@janina_zeitler checking the Brand new citywave at L&T Mall. A concept of surfing and shopping unique in Germany. —————- #surfing #citywave #waves #surf #surfingday #surfsup #wavepool #surfpool #waterpark #bestoftheday #citytrip #waveriding #endlesswave #hangloose #beachvibes #riversurfing #surfline #surfinglife #instasurf #surfer #surfporn #surfingiseverything #landlockedsurfing #surfergoals #wave #surfeveryday #madeingermany @citywave.de
You have heard, of course, about man-made waves. They’re all the rage right now, which means two things: all the rage or causing rage. Love them or hate them, however, they’re here and they’re here to stay. Sure, they’ve been around for a long time. Take City Wave, for example. It’s a wave that can be created pretty much anywhere. Similar to a river wave, City Waves are already in place all over Europe. Munich, Vienna, St. Gilles Croix de Vie, and Zurich are currently proud owners of them. Russia and Israel are in the process of building them, and Germany just stuck one in the middle of the L&T Mall, which you can see above.

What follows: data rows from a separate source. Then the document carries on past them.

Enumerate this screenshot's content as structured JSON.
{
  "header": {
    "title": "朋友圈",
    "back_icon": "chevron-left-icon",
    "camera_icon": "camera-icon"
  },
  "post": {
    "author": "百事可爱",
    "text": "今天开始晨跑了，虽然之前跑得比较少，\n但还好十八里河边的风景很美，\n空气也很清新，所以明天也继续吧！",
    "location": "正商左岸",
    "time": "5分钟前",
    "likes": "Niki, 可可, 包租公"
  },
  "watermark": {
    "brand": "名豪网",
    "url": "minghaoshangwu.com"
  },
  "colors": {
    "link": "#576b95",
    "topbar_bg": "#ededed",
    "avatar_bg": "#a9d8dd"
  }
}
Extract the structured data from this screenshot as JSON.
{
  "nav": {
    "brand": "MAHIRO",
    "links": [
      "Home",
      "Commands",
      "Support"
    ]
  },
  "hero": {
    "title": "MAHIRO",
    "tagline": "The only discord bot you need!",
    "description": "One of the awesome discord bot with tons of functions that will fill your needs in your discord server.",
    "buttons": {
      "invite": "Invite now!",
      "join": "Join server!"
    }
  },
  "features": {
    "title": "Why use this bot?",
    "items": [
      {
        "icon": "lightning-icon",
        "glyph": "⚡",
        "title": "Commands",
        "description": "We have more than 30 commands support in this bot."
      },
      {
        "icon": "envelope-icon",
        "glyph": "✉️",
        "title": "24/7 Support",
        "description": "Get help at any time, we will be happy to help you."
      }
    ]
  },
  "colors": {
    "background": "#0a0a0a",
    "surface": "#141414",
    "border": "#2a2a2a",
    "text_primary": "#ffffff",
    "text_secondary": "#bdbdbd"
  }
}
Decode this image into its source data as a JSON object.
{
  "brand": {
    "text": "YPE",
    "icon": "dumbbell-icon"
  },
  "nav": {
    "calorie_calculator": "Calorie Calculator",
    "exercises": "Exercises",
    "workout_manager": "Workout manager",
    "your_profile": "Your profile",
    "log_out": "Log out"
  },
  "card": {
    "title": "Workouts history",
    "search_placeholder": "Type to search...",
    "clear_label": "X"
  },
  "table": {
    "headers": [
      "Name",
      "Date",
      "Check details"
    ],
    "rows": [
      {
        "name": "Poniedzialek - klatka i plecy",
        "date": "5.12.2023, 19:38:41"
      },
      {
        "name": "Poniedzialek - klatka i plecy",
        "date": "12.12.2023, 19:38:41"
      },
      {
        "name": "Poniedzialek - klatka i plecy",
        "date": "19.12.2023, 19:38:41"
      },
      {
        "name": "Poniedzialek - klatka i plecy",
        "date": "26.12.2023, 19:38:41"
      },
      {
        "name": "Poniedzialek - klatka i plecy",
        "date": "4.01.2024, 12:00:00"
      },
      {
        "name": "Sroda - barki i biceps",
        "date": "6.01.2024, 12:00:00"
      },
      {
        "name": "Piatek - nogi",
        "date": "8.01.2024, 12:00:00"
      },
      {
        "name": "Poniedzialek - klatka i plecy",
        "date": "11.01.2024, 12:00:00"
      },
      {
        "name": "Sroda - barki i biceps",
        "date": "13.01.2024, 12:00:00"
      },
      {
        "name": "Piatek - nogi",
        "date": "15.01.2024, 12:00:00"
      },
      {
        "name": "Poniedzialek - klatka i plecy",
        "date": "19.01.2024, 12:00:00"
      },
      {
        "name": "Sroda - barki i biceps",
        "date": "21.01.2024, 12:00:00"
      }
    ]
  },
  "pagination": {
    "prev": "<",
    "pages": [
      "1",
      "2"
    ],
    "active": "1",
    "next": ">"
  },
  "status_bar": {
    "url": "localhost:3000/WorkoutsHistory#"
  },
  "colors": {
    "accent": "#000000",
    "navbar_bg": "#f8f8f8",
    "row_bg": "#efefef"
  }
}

Did you know that the first wave pool opened to the public way back in 1934? Bathers in high-waisted woolen swim trunks and frumpy, frilly bathing suits frolicked around at the Wembley Swimming Pool in London. At the time, surfing was just a glint in the public eye. A few years prior, in 1912, Duke Kahanamoku told the International Olympic Committee that surfing should be a part of the Games. Surfing in California was just wee baby, crapping in its hands and rubbing it on its face.
Then, a few short decades later, in 1966, Summerland Wavepool in Tokyo, Japan opened its doors. For the first time, surfers dipped their toes in the chlorine revolution. The waves sucked, but it was a step in the direction of the future we find ourselves living in now. Three years after that, Big Surf opened in Tempe, Arizona. “It was an enormous facility: at 20 acres of Hawaiian themed luxury, Big Surf included a 300 by 400-foot wave pool equipped with the best pool cleaners automatic and which was developed by an engineer (and non-surfer) named Phillip Dexter,” we wrote. “Initial reports from professionals at the time were positive – but the waves were still a far cry from anything the ocean could dish out. Emulating nature’s awesome power was, and still is, the most elusive factor in the wave pool industry.”
Then in the mid-’80s, surfers from all over the world gathered in Allentown, Pennsylvania for the World Inland Championship. Tom Carroll walked away victorious, but less than impressed. There are many more—Typhoon Lagoon, Sunway Lagoon, the Ocean Dome—but as far as surfable waves go, it was all kind of… meh.
Fast forward to present day. Wavegarden is a viable commercial business. Kelly Slater’s Surf Ranch makes an absolutely perfect wave. Greg Webber still hasn’t produced his oft-spoken about circular rendition, and surfing is in the Olympics. Unless someone in charge has oatmeal for brains, it’ll happen in a wave pool. Surfing officially doesn’t need to happen in the ocean anymore… well, the act of sliding on waves doesn’t, at least.
While only time will tell if indoor waves like City Wave’s will be a flash in the pan phenomenon or a bonafide new branch of the sport, it seems very likely that the latter will be a part of surfing’s future. How much would you pay to have one of these in your backyard?